Volume 3 Issue 6
Editorial: Homeschoolers Are Like Small Towns
by Michael Leppert
Go to any small town in America and you may see a proliferation of locally-owned businesses. "Mom and pop" restaurants, drycleaners, gas stations, stationers . . . corporate America hasn't completely wreaked its damage on Main Street, yet. Sole proprietor businesses are just like the people who own them - they have a unique, individual quality that often reflects the owner's personality. In a sole-prop restaurant, when you sit down at a table for a meal, the person waiting on you might the boss - or is doing the cooking. In some rural areas of the country, such businesses may seem quirky or eccentric, but to many of us, that is the very quality that makes such a business endearing and worthy of patronage.

On the other hand, corporate entities tend to have a slick, fabricated, designed look and feel. Plus, the "owners" are usually very far removed from you. Some corporations pride themselves on having a consistent floor plan and décor in every single location. This often lowers costs, and seems helpful to one who travels a great deal. Think of any national video store, wholesale department store, or restaurant chain, and you know how it is: You could be dropped blindfolded in the middle of any American city, walk into a local chain location and go right to the appropriate area of the store where a particular video, clothing item or menu selection can be found. I think this is boring and I believe that such sameness is not laudable in most instances. (If I go to New England, I want to see "New England" - not the Madison Avenue version of New England.) Television has, of course, helped to spawn this homogenization, this de-geography-ing of American life.

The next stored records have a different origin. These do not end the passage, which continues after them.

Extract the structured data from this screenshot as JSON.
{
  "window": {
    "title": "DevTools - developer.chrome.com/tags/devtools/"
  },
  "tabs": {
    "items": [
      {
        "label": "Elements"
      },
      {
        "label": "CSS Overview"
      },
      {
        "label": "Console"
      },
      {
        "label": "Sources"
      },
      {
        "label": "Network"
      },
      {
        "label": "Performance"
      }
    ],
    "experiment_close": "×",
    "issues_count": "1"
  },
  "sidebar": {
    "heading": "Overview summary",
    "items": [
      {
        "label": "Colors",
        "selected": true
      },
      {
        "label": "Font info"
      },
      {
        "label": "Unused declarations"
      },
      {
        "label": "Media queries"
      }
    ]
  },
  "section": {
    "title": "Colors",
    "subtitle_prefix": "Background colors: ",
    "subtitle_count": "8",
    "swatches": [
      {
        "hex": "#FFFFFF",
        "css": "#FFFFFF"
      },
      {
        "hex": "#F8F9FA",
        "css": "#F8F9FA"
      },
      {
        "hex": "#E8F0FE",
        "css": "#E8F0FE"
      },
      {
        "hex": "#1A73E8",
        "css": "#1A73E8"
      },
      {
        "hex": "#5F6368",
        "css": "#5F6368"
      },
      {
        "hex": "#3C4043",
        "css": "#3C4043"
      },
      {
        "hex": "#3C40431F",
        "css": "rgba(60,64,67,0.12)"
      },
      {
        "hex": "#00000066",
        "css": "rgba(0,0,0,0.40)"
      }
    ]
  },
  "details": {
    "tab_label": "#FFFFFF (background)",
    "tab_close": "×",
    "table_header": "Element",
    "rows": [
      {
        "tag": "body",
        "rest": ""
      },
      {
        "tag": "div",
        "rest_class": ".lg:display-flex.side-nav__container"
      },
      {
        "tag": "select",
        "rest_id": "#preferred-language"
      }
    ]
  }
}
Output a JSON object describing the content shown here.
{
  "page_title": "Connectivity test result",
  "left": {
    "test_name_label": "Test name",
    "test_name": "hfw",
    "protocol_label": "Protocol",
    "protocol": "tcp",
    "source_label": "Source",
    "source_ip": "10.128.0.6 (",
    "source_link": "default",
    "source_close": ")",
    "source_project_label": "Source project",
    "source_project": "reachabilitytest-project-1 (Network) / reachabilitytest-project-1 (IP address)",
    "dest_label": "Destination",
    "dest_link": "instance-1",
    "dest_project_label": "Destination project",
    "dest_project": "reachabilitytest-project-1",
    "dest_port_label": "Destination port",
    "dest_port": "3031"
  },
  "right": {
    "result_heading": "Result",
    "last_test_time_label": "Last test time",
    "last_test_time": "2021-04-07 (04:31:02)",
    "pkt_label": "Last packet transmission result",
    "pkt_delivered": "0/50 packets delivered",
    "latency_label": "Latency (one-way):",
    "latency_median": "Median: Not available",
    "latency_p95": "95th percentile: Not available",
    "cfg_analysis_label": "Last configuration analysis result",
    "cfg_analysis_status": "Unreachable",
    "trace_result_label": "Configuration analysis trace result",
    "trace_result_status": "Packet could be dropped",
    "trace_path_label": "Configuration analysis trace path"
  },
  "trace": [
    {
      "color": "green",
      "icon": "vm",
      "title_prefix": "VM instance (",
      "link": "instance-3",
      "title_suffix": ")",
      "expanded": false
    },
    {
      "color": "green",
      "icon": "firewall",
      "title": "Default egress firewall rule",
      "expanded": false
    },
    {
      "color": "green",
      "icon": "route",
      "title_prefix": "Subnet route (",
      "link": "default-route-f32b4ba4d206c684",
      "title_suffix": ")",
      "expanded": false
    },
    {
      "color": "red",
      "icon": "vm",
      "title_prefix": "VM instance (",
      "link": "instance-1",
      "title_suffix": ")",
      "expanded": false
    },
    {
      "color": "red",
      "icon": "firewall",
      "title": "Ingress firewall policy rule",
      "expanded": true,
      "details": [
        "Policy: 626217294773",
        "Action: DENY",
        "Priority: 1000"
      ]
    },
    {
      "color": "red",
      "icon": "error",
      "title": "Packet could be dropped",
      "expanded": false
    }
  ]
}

Everyone who watches the tube often, finds himself becoming hypnotized by this across-the-board identity. No one can argue that some industries or endeavors cry out for standardization. Railroad gauges have to be standardized. Pure food practices should be standardized nationally, so that a traveler from one state to another does not feel he/she is entering a third-world country. But beyond such matters where flat-lining serves an intelligent purpose, sameness is not beautiful, inspiring or desirable to real people.

If you are homeschooling, you already know how these observations apply to family life and academic pursuits. Your unique family character produces unique offspring. Your homeschooling is centered around your individual home life, too, so it is as unique as your family. On the other hand, public schools strive to produce corporate sameness in the "product" they turn out - the students. Public schools are designed to produce a workforce that knows and follows the "rules" of the working-class society. Homeschooling tends to produce people who develop and maintain themselves as individuals; a child's uniqueness is apt to be nurtured by his/her parents and self-reliance is encouraged. Learning to actually think and then applying the resulting skill of thought to conclude what one believes about religion, politics, life, you-name-it, are part of the core of homeschooling's value. Raising children capable of establishing their own tastes and values rather than joining the cult of celebrity-worship and following the herd is probably the most important aspect of homeschooling. We can be proud that we are raising the "small town" version of people rather than the Madison Avenue, strip mall version! I celebrate and appreciate the "small town" in all of us!

This issue offers a lot of great material to enhance your homeschooling life. Just to mention a very few: Our cover story, One Family's Search for Harmony, by Chris Mahar, provides inspiration and an example for using music in this homey adventure of ours. John Taylor Gatto's regular column leads off with an interesting discussion of the Camino Santiago Compostela in Spain. Also a regular columnist, popular conference speaker, author and homeschool humorist, Diane Flynn-Keith, exhorts you to begin 2003 with a New Year's Resolution -- Don't Quit! Diane also offers you in-depth learning-in-motion information adapted from her new Prima book, Carschooling. (Don't miss both Mr. Gatto & Ms. Keith at this year's Link conference, either.) Invaluable Link staff writer, Cyndy Rodgers, provides another great installment of View From Home, and another Tribute To Friends. Learning Success Coaches, Mariaemma Pelullo-Willis & Victoria Kindle Hodson provide another set of questions from parents and their answers, and Mariaemma also contributes Midlife Crisis Begins in Kindergarten. Laurisa White's "Science With Laurisa" and our very own "Secrets" cooking column round out some of the regular features. Also, this issue features a new photography column by Jeffrey Paul Oakar, a professional photographer currently working in South America. Don't forget the 7th Annual Link "kid comfortable" homeschool conference, May 1-4, 2003, at the Pasadena Hilton. We hope to see you there!